Work instructions: Whichever lines of the entries hold the word "panel" should be identified and copied.

Start of Entries shown

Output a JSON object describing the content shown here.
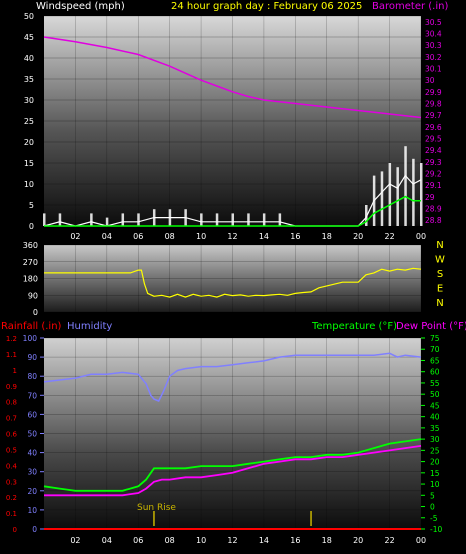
{
  "header": {
    "left_label": "Windspeed (mph)",
    "title": "24 hour graph day : February 06 2025",
    "right_label": "Barometer (.in)"
  },
  "colors": {
    "background": "#000000",
    "wind": "#ffffff",
    "gust_fill": "#ffffff",
    "barometer": "#e000e0",
    "wind_avg": "#00ff00",
    "direction": "#ffff00",
    "rainfall": "#ff0000",
    "humidity": "#8080ff",
    "temperature": "#00ff00",
    "dew_point": "#ff00ff",
    "title_color": "#ffff00",
    "sunrise_color": "#c8b400"
  },
  "chart_data": [
    {
      "type": "line",
      "name": "wind-barometer-panel",
      "x_tick_labels": [
        "02",
        "04",
        "06",
        "08",
        "10",
        "12",
        "14",
        "16",
        "18",
        "20",
        "22",
        "00"
      ],
      "left_axis": {
        "label": "Windspeed (mph)",
        "ticks": [
          0,
          5,
          10,
          15,
          20,
          25,
          30,
          35,
          40,
          45,
          50
        ],
        "ylim": [
          0,
          50
        ]
      },
      "right_axis": {
        "label": "Barometer (.in)",
        "ticks": [
          "28.8",
          "28.9",
          "29",
          "29.1",
          "29.2",
          "29.3",
          "29.4",
          "29.5",
          "29.6",
          "29.7",
          "29.8",
          "29.9",
          "30",
          "30.1",
          "30.2",
          "30.3",
          "30.4",
          "30.5"
        ],
        "ylim": [
          28.75,
          30.55
        ]
      },
      "barometer": {
        "x": [
          0,
          2,
          4,
          6,
          8,
          10,
          11,
          12,
          13,
          14,
          16,
          18,
          20,
          22,
          24
        ],
        "values": [
          30.37,
          30.33,
          30.28,
          30.22,
          30.12,
          30.0,
          29.95,
          29.9,
          29.86,
          29.83,
          29.8,
          29.77,
          29.74,
          29.71,
          29.68
        ]
      },
      "wind_speed": {
        "x": [
          0,
          1,
          2,
          3,
          4,
          5,
          6,
          7,
          8,
          9,
          10,
          11,
          12,
          13,
          14,
          15,
          16,
          17,
          18,
          19,
          20,
          20.5,
          21,
          21.5,
          22,
          22.5,
          23,
          23.5,
          24
        ],
        "values": [
          0,
          1,
          0,
          1,
          0,
          1,
          1,
          2,
          2,
          2,
          1,
          1,
          1,
          1,
          1,
          1,
          0,
          0,
          0,
          0,
          0,
          2,
          6,
          8,
          10,
          9,
          12,
          10,
          11
        ]
      },
      "wind_gust": {
        "x": [
          0,
          1,
          2,
          3,
          4,
          5,
          6,
          7,
          8,
          9,
          10,
          11,
          12,
          13,
          14,
          15,
          16,
          17,
          18,
          19,
          20,
          20.5,
          21,
          21.5,
          22,
          22.5,
          23,
          23.5,
          24
        ],
        "values": [
          3,
          3,
          0,
          3,
          2,
          3,
          3,
          4,
          4,
          4,
          3,
          3,
          3,
          3,
          3,
          3,
          0,
          0,
          0,
          0,
          0,
          5,
          12,
          13,
          15,
          14,
          19,
          16,
          15
        ]
      },
      "wind_average": {
        "x": [
          0,
          20,
          20.5,
          21,
          21.5,
          22,
          22.5,
          23,
          23.5,
          24
        ],
        "values": [
          0,
          0,
          1,
          3,
          4,
          5,
          6,
          7,
          6,
          6
        ]
      }
    },
    {
      "type": "line",
      "name": "wind-direction-panel",
      "left_axis": {
        "ticks": [
          0,
          90,
          180,
          270,
          360
        ],
        "ylim": [
          0,
          360
        ]
      },
      "right_axis": {
        "ticks": [
          "N",
          "W",
          "S",
          "E",
          "N"
        ]
      },
      "direction": {
        "x": [
          0,
          0.5,
          1,
          1.5,
          2,
          2.5,
          3,
          3.5,
          4,
          4.5,
          5,
          5.5,
          6,
          6.2,
          6.4,
          6.6,
          7,
          7.5,
          8,
          8.5,
          9,
          9.5,
          10,
          10.5,
          11,
          11.5,
          12,
          12.5,
          13,
          13.5,
          14,
          14.5,
          15,
          15.5,
          16,
          16.5,
          17,
          17.5,
          18,
          18.5,
          19,
          19.5,
          20,
          20.5,
          21,
          21.5,
          22,
          22.5,
          23,
          23.5,
          24
        ],
        "values": [
          210,
          210,
          210,
          210,
          210,
          210,
          210,
          210,
          210,
          210,
          210,
          210,
          225,
          225,
          150,
          100,
          85,
          90,
          80,
          95,
          80,
          95,
          85,
          90,
          80,
          95,
          88,
          92,
          85,
          90,
          88,
          92,
          95,
          90,
          100,
          105,
          108,
          130,
          140,
          150,
          160,
          160,
          160,
          200,
          210,
          230,
          220,
          230,
          225,
          235,
          230
        ]
      }
    },
    {
      "type": "line",
      "name": "temperature-humidity-panel",
      "header": {
        "rainfall_label": "Rainfall (.in)",
        "humidity_label": "Humidity",
        "temperature_label": "Temperature (°F)",
        "dew_point_label": "Dew Point (°F)"
      },
      "rainfall_axis": {
        "ticks": [
          "0",
          "0.1",
          "0.2",
          "0.3",
          "0.4",
          "0.5",
          "0.6",
          "0.7",
          "0.8",
          "0.9",
          "1",
          "1.1",
          "1.2"
        ],
        "ylim": [
          0,
          1.2
        ]
      },
      "humidity_axis": {
        "ticks": [
          0,
          10,
          20,
          30,
          40,
          50,
          60,
          70,
          80,
          90,
          100
        ],
        "ylim": [
          0,
          100
        ]
      },
      "temperature_axis": {
        "ticks": [
          -10,
          -5,
          0,
          5,
          10,
          15,
          20,
          25,
          30,
          35,
          40,
          45,
          50,
          55,
          60,
          65,
          70,
          75
        ],
        "ylim": [
          -10,
          75
        ]
      },
      "annotation": "Sun Rise",
      "sunrise_x": 7.0,
      "marker_x": [
        7.0,
        17.0
      ],
      "humidity": {
        "x": [
          0,
          1,
          2,
          3,
          4,
          5,
          6,
          6.5,
          6.8,
          7,
          7.3,
          7.6,
          8,
          8.5,
          9,
          10,
          11,
          12,
          13,
          14,
          15,
          16,
          17,
          18,
          19,
          20,
          21,
          22,
          22.5,
          23,
          24
        ],
        "values": [
          77,
          78,
          79,
          81,
          81,
          82,
          81,
          76,
          70,
          68,
          67,
          72,
          80,
          83,
          84,
          85,
          85,
          86,
          87,
          88,
          90,
          91,
          91,
          91,
          91,
          91,
          91,
          92,
          90,
          91,
          90
        ]
      },
      "temperature": {
        "x": [
          0,
          1,
          2,
          3,
          4,
          5,
          6,
          6.5,
          7,
          7.5,
          8,
          9,
          10,
          11,
          12,
          13,
          14,
          15,
          16,
          17,
          18,
          19,
          20,
          21,
          22,
          23,
          24
        ],
        "values": [
          9,
          8,
          7,
          7,
          7,
          7,
          9,
          12,
          17,
          17,
          17,
          17,
          18,
          18,
          18,
          19,
          20,
          21,
          22,
          22,
          23,
          23,
          24,
          26,
          28,
          29,
          30
        ]
      },
      "dew_point": {
        "x": [
          0,
          1,
          2,
          3,
          4,
          5,
          6,
          6.5,
          7,
          7.5,
          8,
          9,
          10,
          11,
          12,
          13,
          14,
          15,
          16,
          17,
          18,
          19,
          20,
          21,
          22,
          23,
          24
        ],
        "values": [
          5,
          5,
          5,
          5,
          5,
          5,
          6,
          8,
          11,
          12,
          12,
          13,
          13,
          14,
          15,
          17,
          19,
          20,
          21,
          21,
          22,
          22,
          23,
          24,
          25,
          26,
          27
        ]
      },
      "rainfall": {
        "x": [
          0,
          24
        ],
        "values": [
          0,
          0
        ]
      }
    }
  ]
}
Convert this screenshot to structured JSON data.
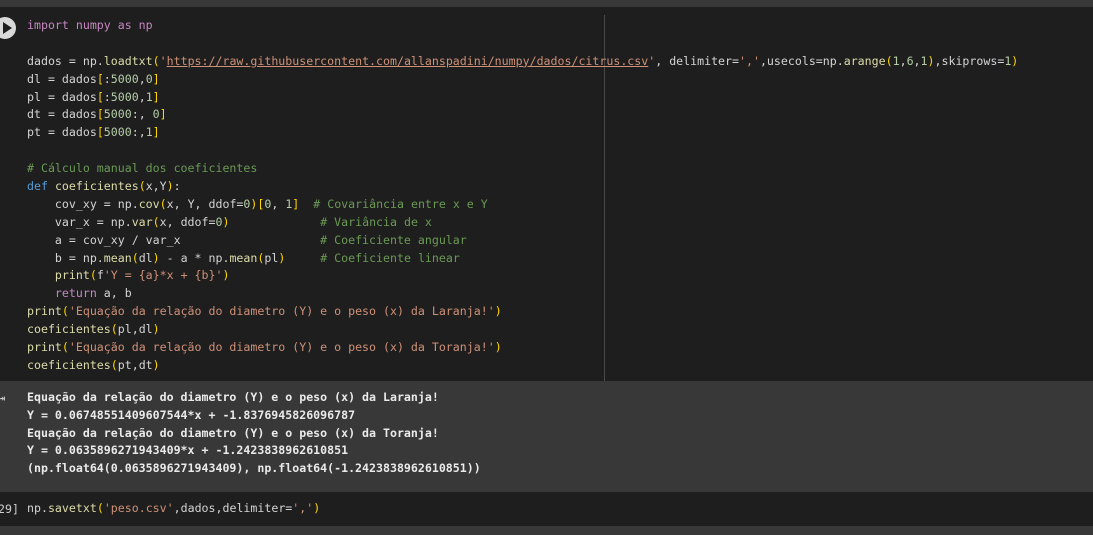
{
  "cell1": {
    "lines": [
      "import numpy as np",
      "",
      "dados = np.loadtxt('https://raw.githubusercontent.com/allanspadini/numpy/dados/citrus.csv', delimiter=',',usecols=np.arange(1,6,1),skiprows=1)",
      "dl = dados[:5000,0]",
      "pl = dados[:5000,1]",
      "dt = dados[5000:, 0]",
      "pt = dados[5000:,1]",
      "",
      "# Cálculo manual dos coeficientes",
      "def coeficientes(x,Y):",
      "    cov_xy = np.cov(x, Y, ddof=0)[0, 1]  # Covariância entre x e Y",
      "    var_x = np.var(x, ddof=0)             # Variância de x",
      "    a = cov_xy / var_x                    # Coeficiente angular",
      "    b = np.mean(dl) - a * np.mean(pl)     # Coeficiente linear",
      "    print(f'Y = {a}*x + {b}')",
      "    return a, b",
      "print('Equação da relação do diametro (Y) e o peso (x) da Laranja!')",
      "coeficientes(pl,dl)",
      "print('Equação da relação do diametro (Y) e o peso (x) da Toranja!')",
      "coeficientes(pt,dt)"
    ]
  },
  "output": {
    "lines": [
      "Equação da relação do diametro (Y) e o peso (x) da Laranja!",
      "Y = 0.06748551409607544*x + -1.8376945826096787",
      "Equação da relação do diametro (Y) e o peso (x) da Toranja!",
      "Y = 0.0635896271943409*x + -1.2423838962610851",
      "(np.float64(0.0635896271943409), np.float64(-1.2423838962610851))"
    ]
  },
  "cell2": {
    "exec_count": "29]",
    "code": "np.savetxt('peso.csv',dados,delimiter=',')"
  },
  "icons": {
    "run": "run-cell-icon",
    "output": "output-toggle-icon"
  }
}
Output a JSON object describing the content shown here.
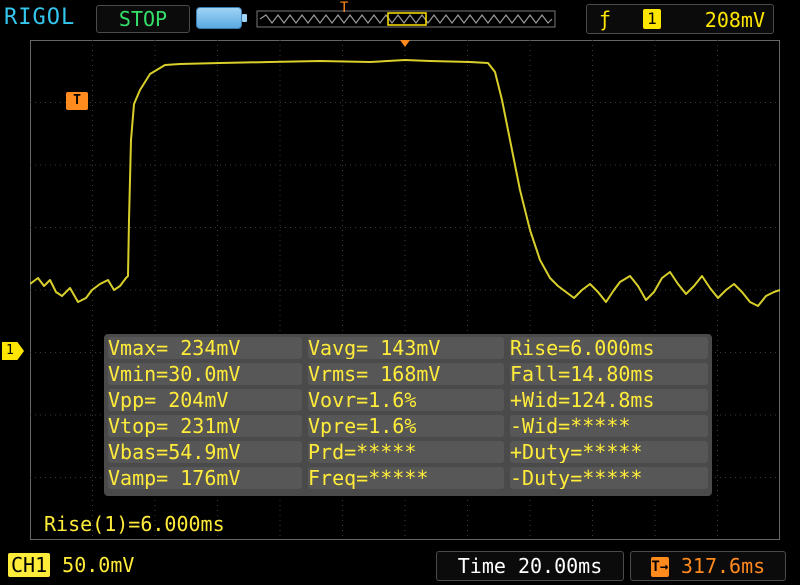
{
  "header": {
    "brand": "RIGOL",
    "run_state": "STOP",
    "trigger_marker": "T",
    "trigger_channel": "1",
    "trigger_level": "208mV"
  },
  "screen": {
    "channel_marker": "1",
    "trigger_flag": "T"
  },
  "measurements": {
    "col1": [
      "Vmax= 234mV",
      "Vmin=30.0mV",
      "Vpp= 204mV",
      "Vtop= 231mV",
      "Vbas=54.9mV",
      "Vamp= 176mV"
    ],
    "col2": [
      "Vavg= 143mV",
      "Vrms= 168mV",
      "Vovr=1.6%",
      "Vpre=1.6%",
      "Prd=*****",
      "Freq=*****"
    ],
    "col3": [
      "Rise=6.000ms",
      "Fall=14.80ms",
      "+Wid=124.8ms",
      "-Wid=*****",
      "+Duty=*****",
      "-Duty=*****"
    ]
  },
  "rise_readout": "Rise(1)=6.000ms",
  "footer": {
    "channel_badge": "CH1",
    "channel_scale": "50.0mV",
    "time_label": "Time 20.00ms",
    "trigger_position": "317.6ms"
  },
  "colors": {
    "trace": "#d8cf2a",
    "grid": "#3a3a3a",
    "brand": "#35c6ee",
    "stop": "#35e06a",
    "trigger": "#ff8a1e",
    "text": "#ffec3a"
  }
}
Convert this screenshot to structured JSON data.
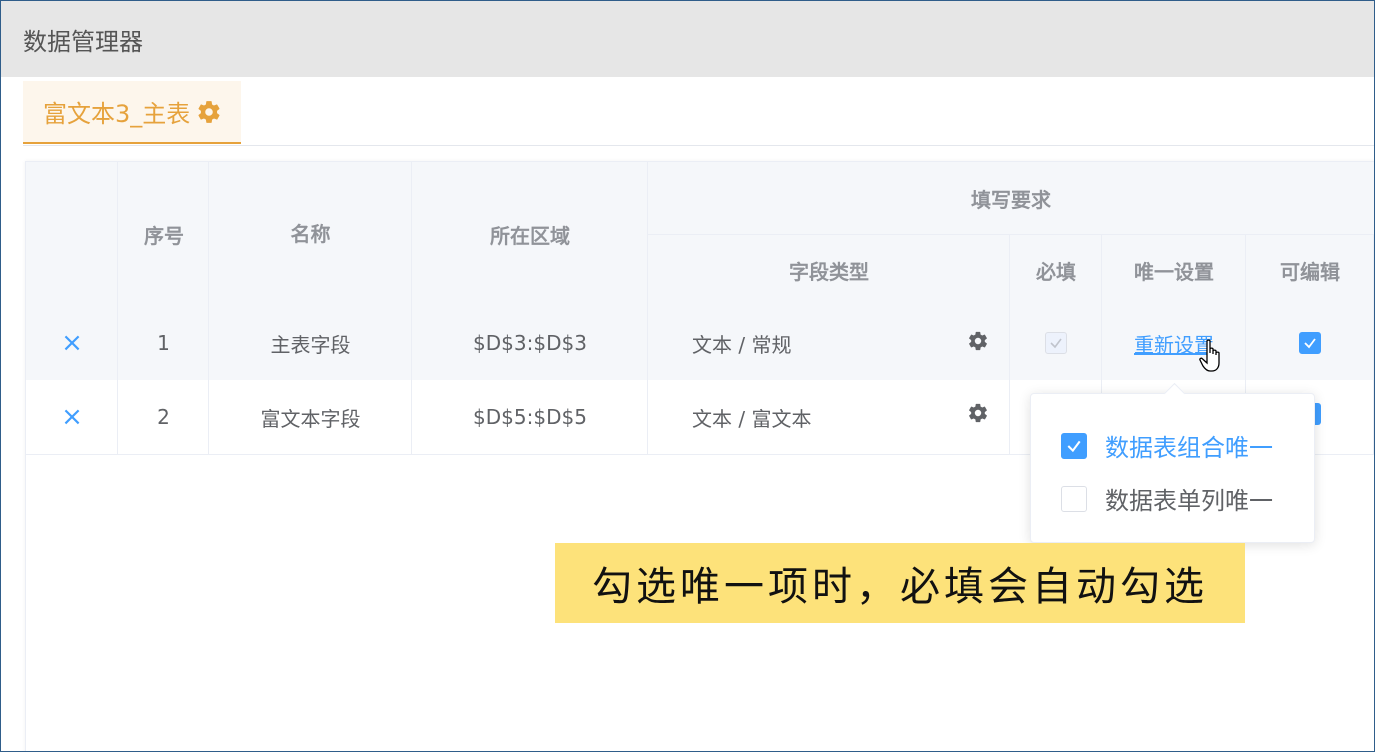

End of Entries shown

Solution for this task:
      "name": "wind-barometer-panel",
      "name": "wind-direction-panel",
      "name": "temperature-humidity-panel",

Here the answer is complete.